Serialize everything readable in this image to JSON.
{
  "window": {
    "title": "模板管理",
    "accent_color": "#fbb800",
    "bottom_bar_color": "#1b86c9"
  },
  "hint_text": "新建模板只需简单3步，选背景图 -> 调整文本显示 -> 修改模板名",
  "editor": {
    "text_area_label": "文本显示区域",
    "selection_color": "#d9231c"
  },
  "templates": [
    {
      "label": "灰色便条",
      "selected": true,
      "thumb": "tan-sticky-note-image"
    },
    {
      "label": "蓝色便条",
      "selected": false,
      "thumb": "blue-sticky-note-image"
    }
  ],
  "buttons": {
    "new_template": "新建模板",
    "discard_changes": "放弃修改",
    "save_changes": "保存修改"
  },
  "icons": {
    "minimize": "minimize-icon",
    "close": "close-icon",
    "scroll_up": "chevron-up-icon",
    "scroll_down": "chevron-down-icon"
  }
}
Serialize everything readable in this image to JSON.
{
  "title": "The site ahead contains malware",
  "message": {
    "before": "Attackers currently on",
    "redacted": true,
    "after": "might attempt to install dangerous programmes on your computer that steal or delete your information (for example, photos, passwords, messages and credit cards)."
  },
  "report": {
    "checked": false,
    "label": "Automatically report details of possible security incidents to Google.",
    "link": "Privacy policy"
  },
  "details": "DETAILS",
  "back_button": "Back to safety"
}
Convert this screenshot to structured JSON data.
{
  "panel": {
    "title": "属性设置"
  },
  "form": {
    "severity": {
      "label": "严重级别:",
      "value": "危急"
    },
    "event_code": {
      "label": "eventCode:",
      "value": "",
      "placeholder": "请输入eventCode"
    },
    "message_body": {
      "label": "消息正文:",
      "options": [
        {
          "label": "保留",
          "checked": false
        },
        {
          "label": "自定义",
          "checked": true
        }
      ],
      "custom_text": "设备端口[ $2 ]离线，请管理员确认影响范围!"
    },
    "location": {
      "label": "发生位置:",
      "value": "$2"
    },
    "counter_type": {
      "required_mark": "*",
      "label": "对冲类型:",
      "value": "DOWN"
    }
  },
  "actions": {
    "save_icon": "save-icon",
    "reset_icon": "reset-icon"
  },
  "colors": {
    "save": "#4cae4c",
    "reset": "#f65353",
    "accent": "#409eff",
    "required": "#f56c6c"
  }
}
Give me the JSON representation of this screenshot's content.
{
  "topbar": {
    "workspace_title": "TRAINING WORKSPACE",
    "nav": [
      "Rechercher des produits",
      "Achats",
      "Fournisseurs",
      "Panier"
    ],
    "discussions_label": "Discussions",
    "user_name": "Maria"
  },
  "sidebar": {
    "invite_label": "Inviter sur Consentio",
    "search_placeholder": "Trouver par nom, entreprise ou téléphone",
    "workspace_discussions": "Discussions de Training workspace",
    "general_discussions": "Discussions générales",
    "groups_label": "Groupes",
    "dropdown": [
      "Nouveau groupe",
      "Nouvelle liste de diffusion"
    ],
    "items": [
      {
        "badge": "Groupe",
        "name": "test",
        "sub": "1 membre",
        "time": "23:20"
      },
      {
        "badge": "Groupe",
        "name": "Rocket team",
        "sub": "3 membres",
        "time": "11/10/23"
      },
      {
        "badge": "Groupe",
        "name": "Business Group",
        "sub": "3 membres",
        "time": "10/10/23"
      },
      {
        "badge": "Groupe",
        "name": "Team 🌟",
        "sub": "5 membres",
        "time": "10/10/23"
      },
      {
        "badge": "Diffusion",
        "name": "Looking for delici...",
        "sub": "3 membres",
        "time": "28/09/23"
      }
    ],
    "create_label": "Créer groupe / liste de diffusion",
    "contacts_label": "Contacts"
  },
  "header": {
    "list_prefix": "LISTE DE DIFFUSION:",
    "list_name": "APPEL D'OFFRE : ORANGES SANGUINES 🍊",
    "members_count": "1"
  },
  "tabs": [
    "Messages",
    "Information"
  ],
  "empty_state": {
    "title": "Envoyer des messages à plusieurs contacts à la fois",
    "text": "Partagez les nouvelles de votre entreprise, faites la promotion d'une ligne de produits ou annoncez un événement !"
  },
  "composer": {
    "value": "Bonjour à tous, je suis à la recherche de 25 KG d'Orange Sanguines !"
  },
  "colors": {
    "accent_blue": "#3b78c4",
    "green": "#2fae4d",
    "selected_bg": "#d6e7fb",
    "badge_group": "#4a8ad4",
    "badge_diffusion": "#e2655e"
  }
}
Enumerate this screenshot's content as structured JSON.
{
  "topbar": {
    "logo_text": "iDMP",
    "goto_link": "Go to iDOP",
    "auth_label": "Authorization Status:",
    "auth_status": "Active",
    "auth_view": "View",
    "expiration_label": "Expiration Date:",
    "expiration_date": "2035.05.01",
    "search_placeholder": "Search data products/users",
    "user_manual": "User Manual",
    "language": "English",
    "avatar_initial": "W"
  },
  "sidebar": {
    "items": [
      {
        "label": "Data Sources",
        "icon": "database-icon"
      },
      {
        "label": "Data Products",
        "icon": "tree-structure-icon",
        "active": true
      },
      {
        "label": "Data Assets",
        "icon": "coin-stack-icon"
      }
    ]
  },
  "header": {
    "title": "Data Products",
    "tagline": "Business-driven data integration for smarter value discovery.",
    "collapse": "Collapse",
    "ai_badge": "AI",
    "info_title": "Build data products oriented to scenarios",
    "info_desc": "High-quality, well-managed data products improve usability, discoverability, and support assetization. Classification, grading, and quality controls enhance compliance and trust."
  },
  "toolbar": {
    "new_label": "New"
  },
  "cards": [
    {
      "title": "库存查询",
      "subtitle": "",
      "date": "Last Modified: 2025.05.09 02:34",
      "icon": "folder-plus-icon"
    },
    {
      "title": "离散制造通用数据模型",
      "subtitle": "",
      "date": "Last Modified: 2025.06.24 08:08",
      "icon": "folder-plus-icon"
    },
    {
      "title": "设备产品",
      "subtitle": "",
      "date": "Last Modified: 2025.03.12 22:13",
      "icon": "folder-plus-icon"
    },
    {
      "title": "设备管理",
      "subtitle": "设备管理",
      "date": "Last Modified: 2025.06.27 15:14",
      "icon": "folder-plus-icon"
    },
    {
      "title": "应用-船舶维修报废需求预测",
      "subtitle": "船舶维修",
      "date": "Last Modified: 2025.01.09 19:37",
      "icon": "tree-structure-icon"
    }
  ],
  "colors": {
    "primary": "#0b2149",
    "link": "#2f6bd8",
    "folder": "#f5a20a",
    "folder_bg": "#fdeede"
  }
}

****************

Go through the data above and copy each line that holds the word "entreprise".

    "search_placeholder": "Trouver par nom, entreprise ou téléphone",
    "text": "Partagez les nouvelles de votre entreprise, faites la promotion d'une ligne de produits ou annoncez un événement !"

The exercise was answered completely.